🖼️ The British Museum dropped a real stinker at the end of last year with the announcement of a new BP sponsorship, and now it’s revealed how it’ll splash the oil giant’s cash. The museum in Bloomsbury has launched a competition for architects to redesign a third of its galleries using the money, with the focus on tweaking its ‘Western Range’, home to the museum’s collections of Ancient Egyptian, Greek and Roman artefacts. No word if that’ll appease anyone reaching for orange paint — though here’s an inside look at how British Museum trustees apparently agonised over approving the new BP deal. In other London museum news: a new balloon museum has opened at Old Billingsgate in the City, and more details on the Quentin Blake museum for illustration that’s opening in Clerkenwell.
🍲 London’s food scene may finally return to full stride in 2024, after new stats showed restaurant openings last year nearly matched pre-pandemic levels. 253 new eateries opened in 2023, up from 243 in 2022 and 216 in 2021 — though still below the 281 seen in 2019. That said, one notable closure just this weekend — Le Gavroche, a Michelin-starred restaurant in Mayfair that made the careers of Gordon Ramsay and Marco Pierre White, opened for the final time on Saturday. Anyway, here’s three recent ‘best of 2023’ lists for you to hoover up some restaurant recommendations: the FT (£), Evening Standard and Vittles (£).
🔍 And finally, we leave you with:
Fears that American tipping culture has come to London
The ‘dark side’ of London’s NYE fireworks display
North London prankster Mizzy’s first interview since being released from prison
Plans to get rid of those ‘ghost marks’ from the Lizzy Line
What may be the most valued Tesco in central London

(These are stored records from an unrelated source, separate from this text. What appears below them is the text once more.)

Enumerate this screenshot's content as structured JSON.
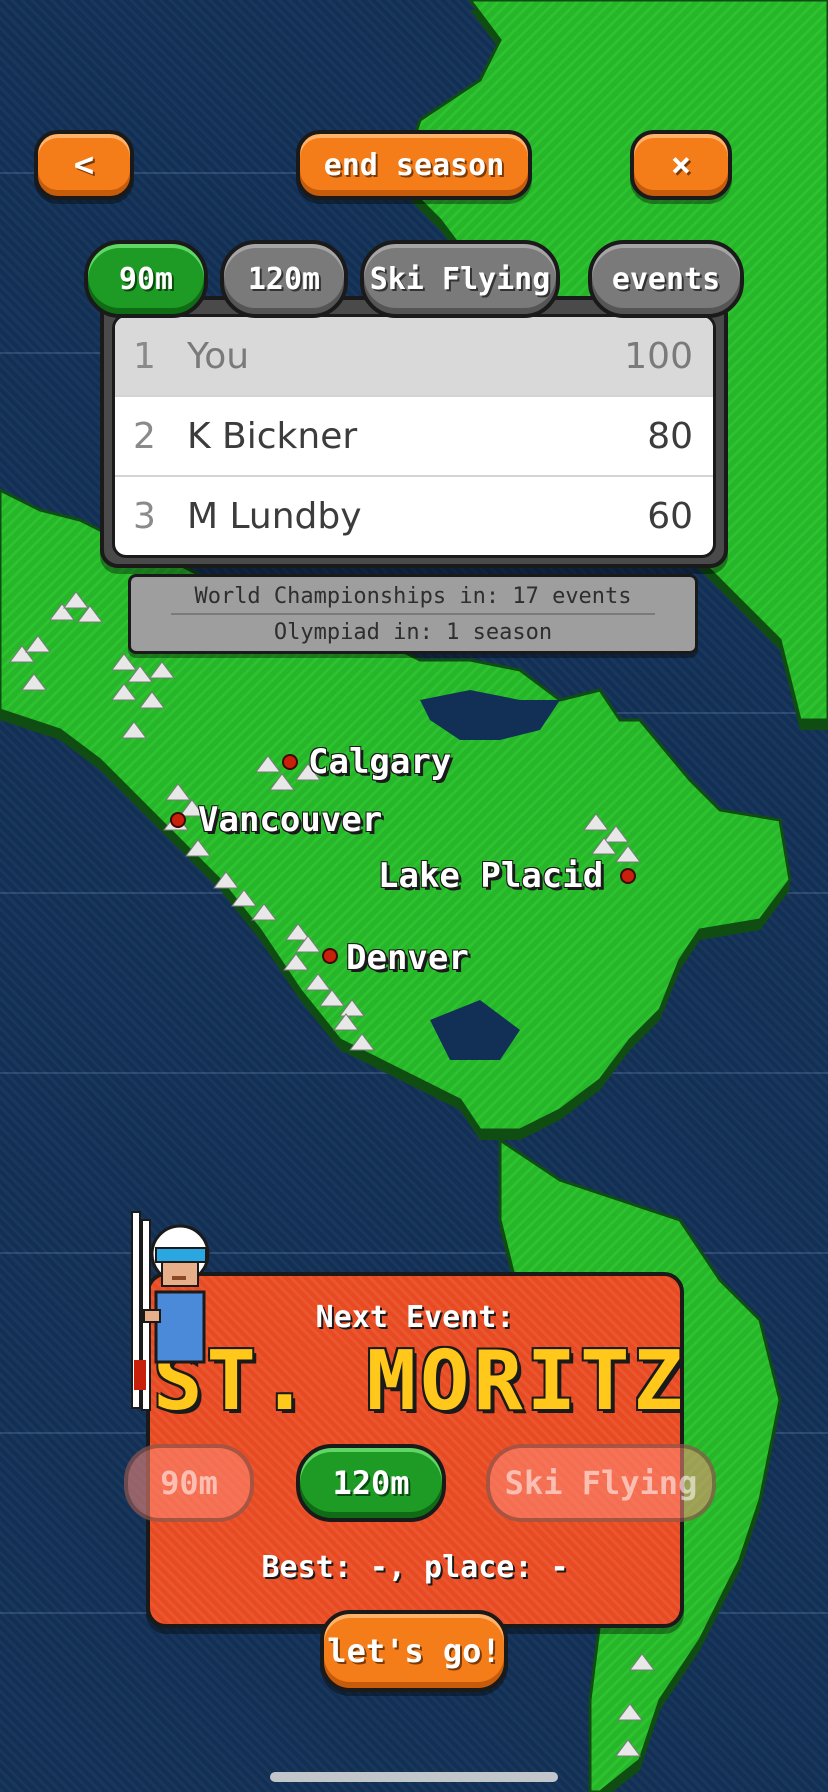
{
  "header": {
    "back_label": "<",
    "end_season_label": "end season",
    "close_label": "×"
  },
  "standings": {
    "tabs": [
      "90m",
      "120m",
      "Ski Flying",
      "events"
    ],
    "active_tab": "90m",
    "rows": [
      {
        "rank": "1",
        "name": "You",
        "points": "100"
      },
      {
        "rank": "2",
        "name": "K Bickner",
        "points": "80"
      },
      {
        "rank": "3",
        "name": "M Lundby",
        "points": "60"
      }
    ],
    "info_line1": "World Championships in: 17 events",
    "info_line2": "Olympiad in: 1 season"
  },
  "map": {
    "cities": [
      "Calgary",
      "Vancouver",
      "Lake Placid",
      "Denver"
    ]
  },
  "next_event": {
    "label": "Next Event:",
    "name": "ST. MORITZ",
    "hills": [
      "90m",
      "120m",
      "Ski Flying"
    ],
    "selected_hill": "120m",
    "best_line": "Best: -, place: -",
    "go_label": "let's go!"
  },
  "colors": {
    "ocean": "#123055",
    "land": "#27b52a",
    "accent_orange": "#f47d1a",
    "active_green": "#1d9b24",
    "event_panel": "#e84b22",
    "event_title": "#ffc81a"
  }
}
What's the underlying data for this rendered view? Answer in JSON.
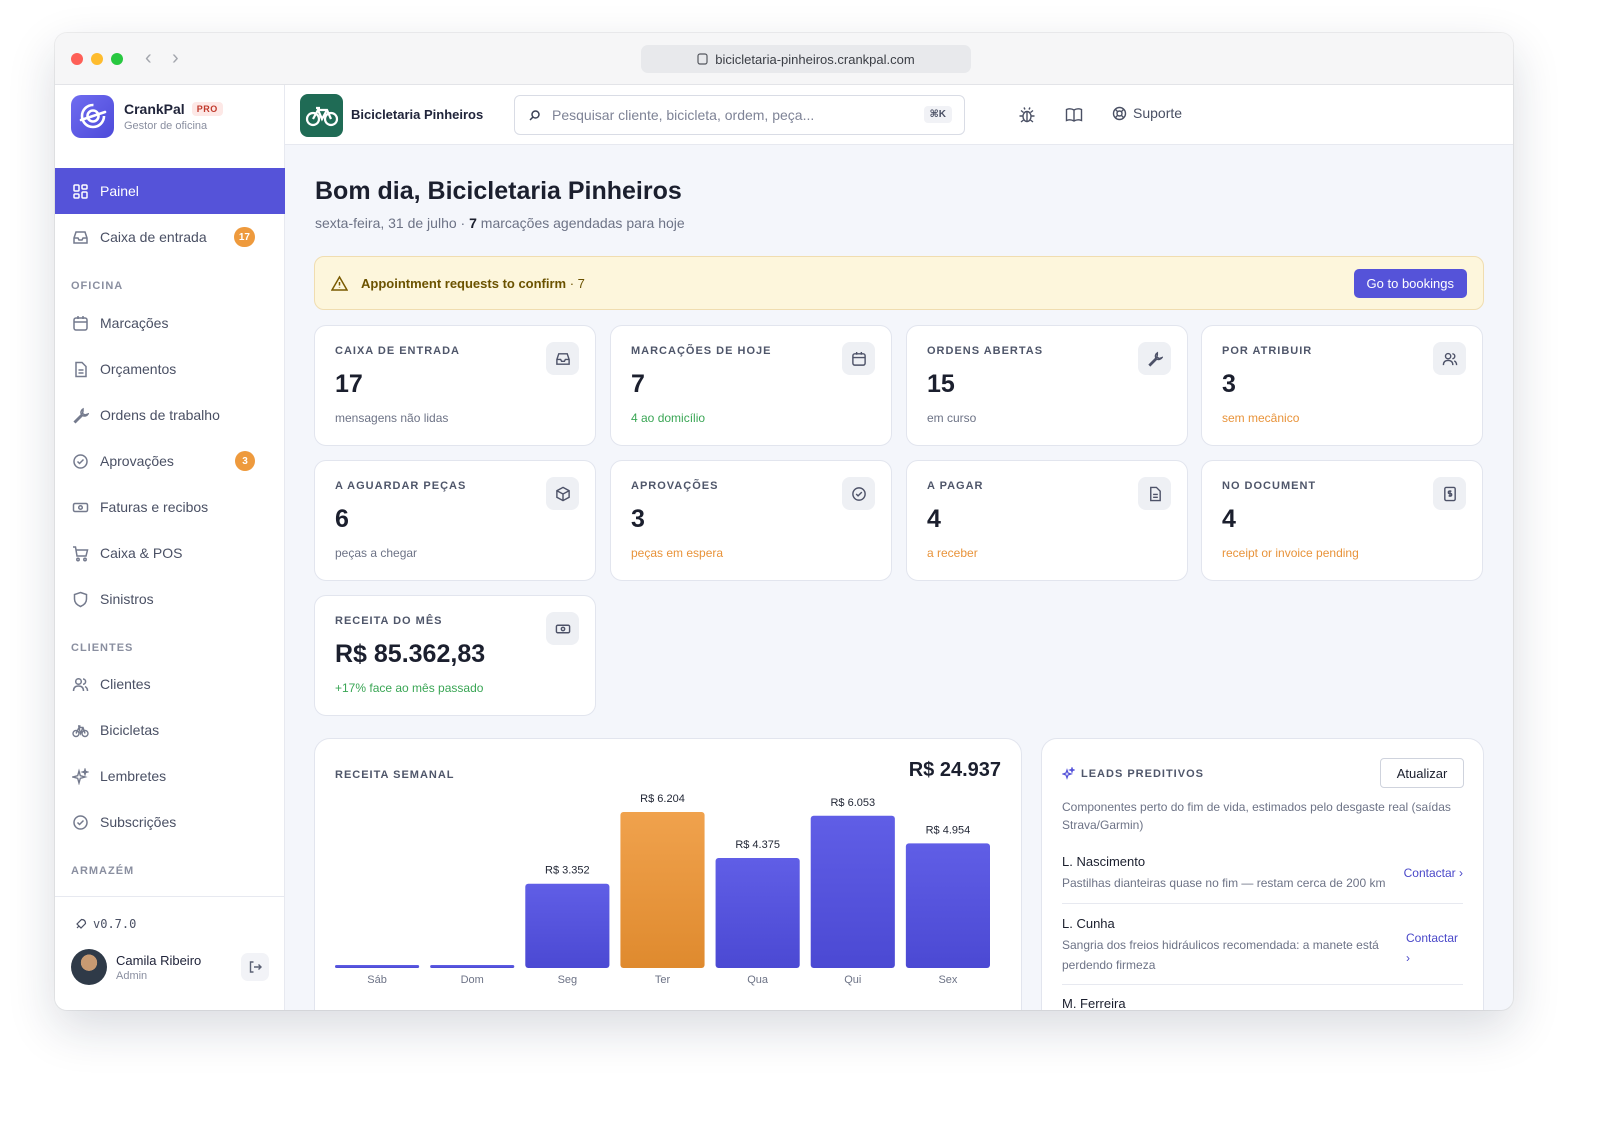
{
  "browser": {
    "url": "bicicletaria-pinheiros.crankpal.com"
  },
  "brand": {
    "name": "CrankPal",
    "badge": "PRO",
    "subtitle": "Gestor de oficina"
  },
  "sidebar": {
    "items": [
      {
        "label": "Painel",
        "icon": "grid-icon",
        "active": true
      },
      {
        "label": "Caixa de entrada",
        "icon": "inbox-icon",
        "badge": "17"
      }
    ],
    "sections": [
      {
        "title": "OFICINA",
        "items": [
          {
            "label": "Marcações",
            "icon": "calendar-icon"
          },
          {
            "label": "Orçamentos",
            "icon": "document-icon"
          },
          {
            "label": "Ordens de trabalho",
            "icon": "wrench-icon"
          },
          {
            "label": "Aprovações",
            "icon": "check-circle-icon",
            "badge": "3"
          },
          {
            "label": "Faturas e recibos",
            "icon": "cash-icon"
          },
          {
            "label": "Caixa & POS",
            "icon": "cart-icon"
          },
          {
            "label": "Sinistros",
            "icon": "shield-icon"
          }
        ]
      },
      {
        "title": "CLIENTES",
        "items": [
          {
            "label": "Clientes",
            "icon": "users-icon"
          },
          {
            "label": "Bicicletas",
            "icon": "bicycle-icon"
          },
          {
            "label": "Lembretes",
            "icon": "sparkles-icon"
          },
          {
            "label": "Subscrições",
            "icon": "check-circle-icon"
          }
        ]
      },
      {
        "title": "ARMAZÉM",
        "items": []
      }
    ],
    "version": "v0.7.0",
    "user": {
      "name": "Camila Ribeiro",
      "role": "Admin"
    }
  },
  "topbar": {
    "shop_name": "Bicicletaria Pinheiros",
    "search_placeholder": "Pesquisar cliente, bicicleta, ordem, peça...",
    "search_shortcut": "⌘K",
    "support_label": "Suporte"
  },
  "main": {
    "greeting": "Bom dia, Bicicletaria Pinheiros",
    "date": "sexta-feira, 31 de julho · ",
    "appointments_count": "7",
    "appointments_text": " marcações agendadas para hoje",
    "alert": {
      "title": "Appointment requests to confirm",
      "count": " · 7",
      "button": "Go to bookings"
    },
    "cards": [
      {
        "label": "CAIXA DE ENTRADA",
        "value": "17",
        "sub": "mensagens não lidas",
        "tone": "gray",
        "icon": "inbox-icon"
      },
      {
        "label": "MARCAÇÕES DE HOJE",
        "value": "7",
        "sub": "4 ao domicílio",
        "tone": "green",
        "icon": "calendar-icon"
      },
      {
        "label": "ORDENS ABERTAS",
        "value": "15",
        "sub": "em curso",
        "tone": "gray",
        "icon": "wrench-icon"
      },
      {
        "label": "POR ATRIBUIR",
        "value": "3",
        "sub": "sem mecânico",
        "tone": "orange",
        "icon": "users-icon"
      },
      {
        "label": "A AGUARDAR PEÇAS",
        "value": "6",
        "sub": "peças a chegar",
        "tone": "gray",
        "icon": "box-icon"
      },
      {
        "label": "APROVAÇÕES",
        "value": "3",
        "sub": "peças em espera",
        "tone": "orange",
        "icon": "check-circle-icon"
      },
      {
        "label": "A PAGAR",
        "value": "4",
        "sub": "a receber",
        "tone": "orange",
        "icon": "document-icon"
      },
      {
        "label": "NO DOCUMENT",
        "value": "4",
        "sub": "receipt or invoice pending",
        "tone": "orange",
        "icon": "invoice-icon"
      },
      {
        "label": "RECEITA DO MÊS",
        "value": "R$ 85.362,83",
        "sub": "+17% face ao mês passado",
        "tone": "green",
        "icon": "cash-icon"
      }
    ],
    "weekly": {
      "label": "RECEITA SEMANAL",
      "total": "R$ 24.937"
    },
    "leads": {
      "label": "LEADS PREDITIVOS",
      "refresh": "Atualizar",
      "description": "Componentes perto do fim de vida, estimados pelo desgaste real (saídas Strava/Garmin)",
      "items": [
        {
          "name": "L. Nascimento",
          "text": "Pastilhas dianteiras quase no fim — restam cerca de 200 km",
          "action": "Contactar ›"
        },
        {
          "name": "L. Cunha",
          "text": "Sangria dos freios hidráulicos recomendada: a manete está perdendo firmeza",
          "action": "Contactar ›"
        },
        {
          "name": "M. Ferreira",
          "text": "",
          "action": ""
        }
      ]
    }
  },
  "chart_data": {
    "type": "bar",
    "title": "RECEITA SEMANAL",
    "categories": [
      "Sáb",
      "Dom",
      "Seg",
      "Ter",
      "Qua",
      "Qui",
      "Sex"
    ],
    "values": [
      0,
      0,
      3352,
      6204,
      4375,
      6053,
      4954
    ],
    "data_labels": [
      "",
      "",
      "R$ 3.352",
      "R$ 6.204",
      "R$ 4.375",
      "R$ 6.053",
      "R$ 4.954"
    ],
    "highlight_category": "Ter",
    "colors": {
      "bar": "#5553d9",
      "highlight": "#ec9a3f"
    },
    "grid": false
  }
}
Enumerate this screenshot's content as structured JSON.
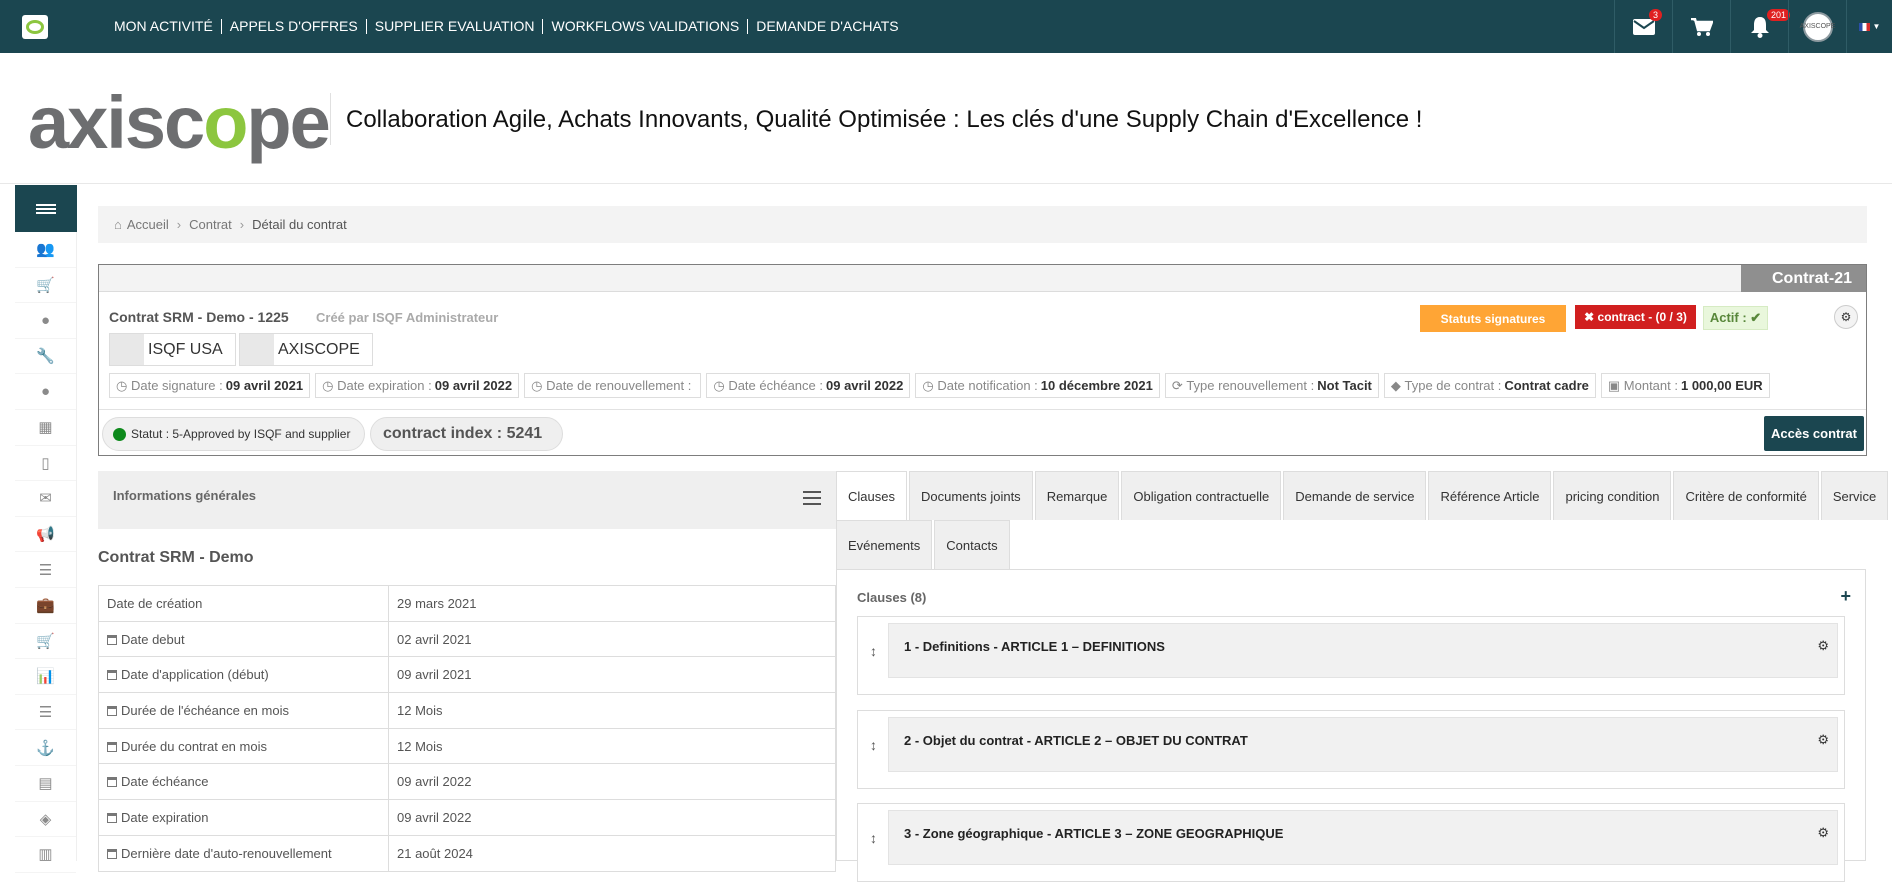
{
  "topnav": {
    "items": [
      "MON ACTIVITÉ",
      "APPELS D'OFFRES",
      "SUPPLIER EVALUATION",
      "WORKFLOWS VALIDATIONS",
      "DEMANDE D'ACHATS"
    ],
    "mail_count": "3",
    "notif_count": "201",
    "avatar_text": "AXISCOPE"
  },
  "brand": {
    "wordmark_a": "axisc",
    "wordmark_b": "o",
    "wordmark_c": "pe",
    "tagline": "Collaboration Agile, Achats Innovants, Qualité Optimisée : Les clés d'une Supply Chain d'Excellence !"
  },
  "breadcrumb": {
    "home": "Accueil",
    "contract": "Contrat",
    "current": "Détail du contrat"
  },
  "contract": {
    "ribbon": "Contrat-21",
    "title": "Contrat SRM - Demo - 1225",
    "created_by": "Créé par ISQF Administrateur",
    "party1": "ISQF USA",
    "party2": "AXISCOPE",
    "btn_status": "Statuts signatures",
    "btn_contract": "✖ contract - (0 / 3)",
    "btn_actif": "Actif : ✔",
    "infos": [
      {
        "label": "Date signature :",
        "value": "09 avril 2021"
      },
      {
        "label": "Date expiration :",
        "value": "09 avril 2022"
      },
      {
        "label": "Date de renouvellement :",
        "value": ""
      },
      {
        "label": "Date échéance :",
        "value": "09 avril 2022"
      },
      {
        "label": "Date notification :",
        "value": "10 décembre 2021"
      },
      {
        "label": "Type renouvellement :",
        "value": "Not Tacit"
      },
      {
        "label": "Type de contrat :",
        "value": "Contrat cadre"
      },
      {
        "label": "Montant :",
        "value": "1 000,00  EUR"
      }
    ],
    "statut": "Statut : 5-Approved by ISQF and supplier",
    "index": "contract index : 5241",
    "btn_acces": "Accès contrat"
  },
  "general": {
    "header": "Informations générales",
    "title": "Contrat SRM - Demo",
    "rows": [
      {
        "k": "Date de création",
        "v": "29 mars 2021",
        "icon": false
      },
      {
        "k": "Date debut",
        "v": "02 avril 2021",
        "icon": true
      },
      {
        "k": "Date d'application (début)",
        "v": "09 avril 2021",
        "icon": true
      },
      {
        "k": "Durée de l'échéance en mois",
        "v": "12 Mois",
        "icon": true
      },
      {
        "k": "Durée du contrat en mois",
        "v": "12 Mois",
        "icon": true
      },
      {
        "k": "Date échéance",
        "v": "09 avril 2022",
        "icon": true
      },
      {
        "k": "Date expiration",
        "v": "09 avril 2022",
        "icon": true
      },
      {
        "k": "Dernière date d'auto-renouvellement",
        "v": "21 août 2024",
        "icon": true
      }
    ]
  },
  "tabs": {
    "row1": [
      "Clauses",
      "Documents joints",
      "Remarque",
      "Obligation contractuelle",
      "Demande de service",
      "Référence Article",
      "pricing condition",
      "Critère de conformité",
      "Service"
    ],
    "row2": [
      "Evénements",
      "Contacts"
    ]
  },
  "clauses": {
    "header": "Clauses (8)",
    "items": [
      "1 - Definitions - ARTICLE 1 – DEFINITIONS",
      "2 - Objet du contrat - ARTICLE 2 – OBJET DU CONTRAT",
      "3 - Zone géographique - ARTICLE 3 – ZONE GEOGRAPHIQUE"
    ]
  }
}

The ‘UK’s biggest’ kebab shop opening on Oxford Street
A new podcast series on the Met’s sting against London kingpins using hacked phone data